* What you will do *
Nothing may be added, dropped, or altered; restate the listing word for word.

* Supplied data *
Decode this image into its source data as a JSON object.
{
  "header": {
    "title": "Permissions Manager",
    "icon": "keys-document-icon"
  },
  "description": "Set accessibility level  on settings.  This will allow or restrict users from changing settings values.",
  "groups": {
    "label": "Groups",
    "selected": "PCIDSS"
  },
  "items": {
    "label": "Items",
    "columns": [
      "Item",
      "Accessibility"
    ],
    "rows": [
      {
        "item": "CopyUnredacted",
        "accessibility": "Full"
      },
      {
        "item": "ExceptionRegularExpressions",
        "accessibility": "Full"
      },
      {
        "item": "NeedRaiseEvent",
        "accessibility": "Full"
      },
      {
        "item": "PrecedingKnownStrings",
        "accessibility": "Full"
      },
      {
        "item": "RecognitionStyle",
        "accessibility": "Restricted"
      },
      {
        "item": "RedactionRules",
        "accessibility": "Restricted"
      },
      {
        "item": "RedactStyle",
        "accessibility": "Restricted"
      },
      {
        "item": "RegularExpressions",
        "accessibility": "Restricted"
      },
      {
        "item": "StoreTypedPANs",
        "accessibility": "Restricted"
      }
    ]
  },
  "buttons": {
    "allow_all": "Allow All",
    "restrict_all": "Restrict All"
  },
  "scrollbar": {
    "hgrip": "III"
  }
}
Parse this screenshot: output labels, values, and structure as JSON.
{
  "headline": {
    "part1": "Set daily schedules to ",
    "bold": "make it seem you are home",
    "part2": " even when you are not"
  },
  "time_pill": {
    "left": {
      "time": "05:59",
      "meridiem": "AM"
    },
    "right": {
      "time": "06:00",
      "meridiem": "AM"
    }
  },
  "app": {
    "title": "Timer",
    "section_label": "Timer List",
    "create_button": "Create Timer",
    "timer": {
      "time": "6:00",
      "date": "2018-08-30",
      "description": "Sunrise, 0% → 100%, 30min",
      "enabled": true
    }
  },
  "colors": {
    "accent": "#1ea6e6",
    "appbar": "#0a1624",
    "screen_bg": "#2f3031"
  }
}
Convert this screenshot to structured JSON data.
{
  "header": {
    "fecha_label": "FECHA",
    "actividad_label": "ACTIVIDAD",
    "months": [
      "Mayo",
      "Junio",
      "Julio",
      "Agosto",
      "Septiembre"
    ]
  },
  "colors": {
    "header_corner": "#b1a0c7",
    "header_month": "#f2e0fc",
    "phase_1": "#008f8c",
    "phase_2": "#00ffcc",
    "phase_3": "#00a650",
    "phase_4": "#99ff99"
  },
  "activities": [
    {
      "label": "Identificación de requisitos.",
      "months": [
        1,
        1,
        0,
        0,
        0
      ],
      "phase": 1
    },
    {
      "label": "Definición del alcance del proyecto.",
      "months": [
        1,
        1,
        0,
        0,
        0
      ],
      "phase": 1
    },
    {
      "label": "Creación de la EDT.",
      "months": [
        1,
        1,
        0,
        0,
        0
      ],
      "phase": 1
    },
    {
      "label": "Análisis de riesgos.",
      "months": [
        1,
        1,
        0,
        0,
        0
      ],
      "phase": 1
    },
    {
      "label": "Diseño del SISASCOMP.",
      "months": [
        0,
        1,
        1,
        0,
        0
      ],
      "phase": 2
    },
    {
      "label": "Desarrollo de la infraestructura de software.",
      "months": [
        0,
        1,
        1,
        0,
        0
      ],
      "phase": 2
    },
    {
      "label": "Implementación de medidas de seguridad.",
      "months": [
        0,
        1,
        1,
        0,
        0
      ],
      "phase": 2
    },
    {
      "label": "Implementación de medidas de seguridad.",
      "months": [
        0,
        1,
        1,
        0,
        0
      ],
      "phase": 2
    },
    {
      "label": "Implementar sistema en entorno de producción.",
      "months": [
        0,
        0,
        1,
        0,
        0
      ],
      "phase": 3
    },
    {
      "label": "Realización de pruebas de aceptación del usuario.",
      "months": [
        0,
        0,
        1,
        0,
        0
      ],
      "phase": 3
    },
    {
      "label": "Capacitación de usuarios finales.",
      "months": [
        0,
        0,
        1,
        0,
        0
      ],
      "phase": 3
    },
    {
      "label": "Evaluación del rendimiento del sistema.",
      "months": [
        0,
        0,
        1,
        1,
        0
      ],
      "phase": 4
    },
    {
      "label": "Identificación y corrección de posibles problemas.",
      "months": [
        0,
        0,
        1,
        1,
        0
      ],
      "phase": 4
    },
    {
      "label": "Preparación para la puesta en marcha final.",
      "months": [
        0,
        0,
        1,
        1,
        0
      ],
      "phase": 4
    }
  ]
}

* Answer for the task *
Decode this image into its source data as a JSON object.
{
  "header": {
    "title": "Permissions Manager",
    "icon": "keys-document-icon"
  },
  "description": "Set accessibility level  on settings.  This will allow or restrict users from changing settings values.",
  "groups": {
    "label": "Groups",
    "selected": "PCIDSS"
  },
  "items": {
    "label": "Items",
    "columns": [
      "Item",
      "Accessibility"
    ],
    "rows": [
      {
        "item": "CopyUnredacted",
        "accessibility": "Full"
      },
      {
        "item": "ExceptionRegularExpressions",
        "accessibility": "Full"
      },
      {
        "item": "NeedRaiseEvent",
        "accessibility": "Full"
      },
      {
        "item": "PrecedingKnownStrings",
        "accessibility": "Full"
      },
      {
        "item": "RecognitionStyle",
        "accessibility": "Restricted"
      },
      {
        "item": "RedactionRules",
        "accessibility": "Restricted"
      },
      {
        "item": "RedactStyle",
        "accessibility": "Restricted"
      },
      {
        "item": "RegularExpressions",
        "accessibility": "Restricted"
      },
      {
        "item": "StoreTypedPANs",
        "accessibility": "Restricted"
      }
    ]
  },
  "buttons": {
    "allow_all": "Allow All",
    "restrict_all": "Restrict All"
  },
  "scrollbar": {
    "hgrip": "III"
  }
}
Parse this screenshot: output labels, values, and structure as JSON.
{
  "headline": {
    "part1": "Set daily schedules to ",
    "bold": "make it seem you are home",
    "part2": " even when you are not"
  },
  "time_pill": {
    "left": {
      "time": "05:59",
      "meridiem": "AM"
    },
    "right": {
      "time": "06:00",
      "meridiem": "AM"
    }
  },
  "app": {
    "title": "Timer",
    "section_label": "Timer List",
    "create_button": "Create Timer",
    "timer": {
      "time": "6:00",
      "date": "2018-08-30",
      "description": "Sunrise, 0% → 100%, 30min",
      "enabled": true
    }
  },
  "colors": {
    "accent": "#1ea6e6",
    "appbar": "#0a1624",
    "screen_bg": "#2f3031"
  }
}
Convert this screenshot to structured JSON data.
{
  "header": {
    "fecha_label": "FECHA",
    "actividad_label": "ACTIVIDAD",
    "months": [
      "Mayo",
      "Junio",
      "Julio",
      "Agosto",
      "Septiembre"
    ]
  },
  "colors": {
    "header_corner": "#b1a0c7",
    "header_month": "#f2e0fc",
    "phase_1": "#008f8c",
    "phase_2": "#00ffcc",
    "phase_3": "#00a650",
    "phase_4": "#99ff99"
  },
  "activities": [
    {
      "label": "Identificación de requisitos.",
      "months": [
        1,
        1,
        0,
        0,
        0
      ],
      "phase": 1
    },
    {
      "label": "Definición del alcance del proyecto.",
      "months": [
        1,
        1,
        0,
        0,
        0
      ],
      "phase": 1
    },
    {
      "label": "Creación de la EDT.",
      "months": [
        1,
        1,
        0,
        0,
        0
      ],
      "phase": 1
    },
    {
      "label": "Análisis de riesgos.",
      "months": [
        1,
        1,
        0,
        0,
        0
      ],
      "phase": 1
    },
    {
      "label": "Diseño del SISASCOMP.",
      "months": [
        0,
        1,
        1,
        0,
        0
      ],
      "phase": 2
    },
    {
      "label": "Desarrollo de la infraestructura de software.",
      "months": [
        0,
        1,
        1,
        0,
        0
      ],
      "phase": 2
    },
    {
      "label": "Implementación de medidas de seguridad.",
      "months": [
        0,
        1,
        1,
        0,
        0
      ],
      "phase": 2
    },
    {
      "label": "Implementación de medidas de seguridad.",
      "months": [
        0,
        1,
        1,
        0,
        0
      ],
      "phase": 2
    },
    {
      "label": "Implementar sistema en entorno de producción.",
      "months": [
        0,
        0,
        1,
        0,
        0
      ],
      "phase": 3
    },
    {
      "label": "Realización de pruebas de aceptación del usuario.",
      "months": [
        0,
        0,
        1,
        0,
        0
      ],
      "phase": 3
    },
    {
      "label": "Capacitación de usuarios finales.",
      "months": [
        0,
        0,
        1,
        0,
        0
      ],
      "phase": 3
    },
    {
      "label": "Evaluación del rendimiento del sistema.",
      "months": [
        0,
        0,
        1,
        1,
        0
      ],
      "phase": 4
    },
    {
      "label": "Identificación y corrección de posibles problemas.",
      "months": [
        0,
        0,
        1,
        1,
        0
      ],
      "phase": 4
    },
    {
      "label": "Preparación para la puesta en marcha final.",
      "months": [
        0,
        0,
        1,
        1,
        0
      ],
      "phase": 4
    }
  ]
}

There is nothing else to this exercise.